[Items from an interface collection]
====================

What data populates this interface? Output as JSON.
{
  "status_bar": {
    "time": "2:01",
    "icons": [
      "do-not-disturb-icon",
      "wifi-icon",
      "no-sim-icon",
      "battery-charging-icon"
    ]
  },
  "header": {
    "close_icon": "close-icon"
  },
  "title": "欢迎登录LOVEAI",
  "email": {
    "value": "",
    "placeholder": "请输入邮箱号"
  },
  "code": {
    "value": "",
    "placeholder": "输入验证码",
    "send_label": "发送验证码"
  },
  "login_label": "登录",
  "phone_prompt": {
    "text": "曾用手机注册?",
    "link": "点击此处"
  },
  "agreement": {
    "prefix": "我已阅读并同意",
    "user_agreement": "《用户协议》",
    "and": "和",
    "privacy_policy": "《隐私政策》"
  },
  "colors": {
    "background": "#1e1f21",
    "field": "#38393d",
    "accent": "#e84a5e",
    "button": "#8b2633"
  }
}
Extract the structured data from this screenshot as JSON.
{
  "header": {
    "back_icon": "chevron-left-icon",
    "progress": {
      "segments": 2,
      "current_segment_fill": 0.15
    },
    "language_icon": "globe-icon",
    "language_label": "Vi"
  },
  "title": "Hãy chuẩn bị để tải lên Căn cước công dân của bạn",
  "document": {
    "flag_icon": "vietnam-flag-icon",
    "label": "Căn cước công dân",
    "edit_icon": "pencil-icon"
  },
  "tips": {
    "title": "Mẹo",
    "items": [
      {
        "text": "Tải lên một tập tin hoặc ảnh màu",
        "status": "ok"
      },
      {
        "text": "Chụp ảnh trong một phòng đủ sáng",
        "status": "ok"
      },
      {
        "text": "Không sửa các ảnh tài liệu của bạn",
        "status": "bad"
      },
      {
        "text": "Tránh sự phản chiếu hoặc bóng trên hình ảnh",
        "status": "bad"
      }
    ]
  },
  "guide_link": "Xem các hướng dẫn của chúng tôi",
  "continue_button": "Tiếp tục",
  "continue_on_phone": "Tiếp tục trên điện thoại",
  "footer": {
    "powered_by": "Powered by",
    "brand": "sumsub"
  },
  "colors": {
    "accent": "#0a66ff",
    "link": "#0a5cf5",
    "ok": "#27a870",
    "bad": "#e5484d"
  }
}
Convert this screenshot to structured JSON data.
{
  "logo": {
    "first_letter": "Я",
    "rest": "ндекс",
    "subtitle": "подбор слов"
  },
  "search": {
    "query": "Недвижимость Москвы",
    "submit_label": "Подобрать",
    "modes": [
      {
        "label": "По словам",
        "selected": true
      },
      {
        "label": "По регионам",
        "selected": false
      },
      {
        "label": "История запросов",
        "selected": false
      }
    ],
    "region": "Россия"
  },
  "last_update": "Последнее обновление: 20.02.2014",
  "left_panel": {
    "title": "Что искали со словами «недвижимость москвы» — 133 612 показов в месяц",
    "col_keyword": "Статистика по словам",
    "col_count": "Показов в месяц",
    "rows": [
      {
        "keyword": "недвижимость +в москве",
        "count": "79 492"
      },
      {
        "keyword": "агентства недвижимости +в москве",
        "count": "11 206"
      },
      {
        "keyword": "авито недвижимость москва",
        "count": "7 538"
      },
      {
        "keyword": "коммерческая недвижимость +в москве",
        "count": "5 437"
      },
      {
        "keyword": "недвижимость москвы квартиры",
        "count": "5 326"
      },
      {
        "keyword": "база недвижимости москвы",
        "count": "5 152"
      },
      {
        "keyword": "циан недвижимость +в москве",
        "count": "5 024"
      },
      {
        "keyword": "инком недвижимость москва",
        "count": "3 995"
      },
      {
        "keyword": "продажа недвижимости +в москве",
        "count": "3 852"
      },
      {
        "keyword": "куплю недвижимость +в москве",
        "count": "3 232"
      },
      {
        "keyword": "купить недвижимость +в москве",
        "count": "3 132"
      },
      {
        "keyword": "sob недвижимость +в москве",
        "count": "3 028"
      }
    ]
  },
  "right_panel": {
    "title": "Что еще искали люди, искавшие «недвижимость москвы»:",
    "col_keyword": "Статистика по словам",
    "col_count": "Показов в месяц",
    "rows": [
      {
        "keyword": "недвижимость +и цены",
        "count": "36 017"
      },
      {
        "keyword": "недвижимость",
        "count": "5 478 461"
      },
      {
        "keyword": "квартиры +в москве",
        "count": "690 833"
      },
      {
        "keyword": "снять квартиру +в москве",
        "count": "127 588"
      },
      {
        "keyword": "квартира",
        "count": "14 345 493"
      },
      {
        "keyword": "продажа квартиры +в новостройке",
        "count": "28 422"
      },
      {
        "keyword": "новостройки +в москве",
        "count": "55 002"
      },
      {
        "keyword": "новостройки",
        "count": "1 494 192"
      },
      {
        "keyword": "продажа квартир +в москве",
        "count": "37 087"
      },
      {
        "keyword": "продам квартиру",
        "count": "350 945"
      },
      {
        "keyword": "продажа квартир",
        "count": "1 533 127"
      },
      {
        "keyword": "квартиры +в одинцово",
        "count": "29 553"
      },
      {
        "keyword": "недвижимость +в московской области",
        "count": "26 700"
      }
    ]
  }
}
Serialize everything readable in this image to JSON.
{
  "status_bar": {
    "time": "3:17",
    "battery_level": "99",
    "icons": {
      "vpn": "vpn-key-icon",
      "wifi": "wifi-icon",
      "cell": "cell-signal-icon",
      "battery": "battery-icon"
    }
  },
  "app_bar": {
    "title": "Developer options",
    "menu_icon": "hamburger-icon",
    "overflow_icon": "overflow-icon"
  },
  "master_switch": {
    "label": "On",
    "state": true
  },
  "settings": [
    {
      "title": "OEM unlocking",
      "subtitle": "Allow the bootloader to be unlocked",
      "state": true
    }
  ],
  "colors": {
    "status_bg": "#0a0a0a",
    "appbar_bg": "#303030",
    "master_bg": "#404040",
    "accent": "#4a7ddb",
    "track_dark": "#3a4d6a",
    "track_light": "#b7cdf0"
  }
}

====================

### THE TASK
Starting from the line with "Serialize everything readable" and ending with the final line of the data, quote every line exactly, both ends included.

### RESPONSE
Serialize everything readable in this image to JSON.
{
  "status_bar": {
    "time": "3:17",
    "battery_level": "99",
    "icons": {
      "vpn": "vpn-key-icon",
      "wifi": "wifi-icon",
      "cell": "cell-signal-icon",
      "battery": "battery-icon"
    }
  },
  "app_bar": {
    "title": "Developer options",
    "menu_icon": "hamburger-icon",
    "overflow_icon": "overflow-icon"
  },
  "master_switch": {
    "label": "On",
    "state": true
  },
  "settings": [
    {
      "title": "OEM unlocking",
      "subtitle": "Allow the bootloader to be unlocked",
      "state": true
    }
  ],
  "colors": {
    "status_bg": "#0a0a0a",
    "appbar_bg": "#303030",
    "master_bg": "#404040",
    "accent": "#4a7ddb",
    "track_dark": "#3a4d6a",
    "track_light": "#b7cdf0"
  }
}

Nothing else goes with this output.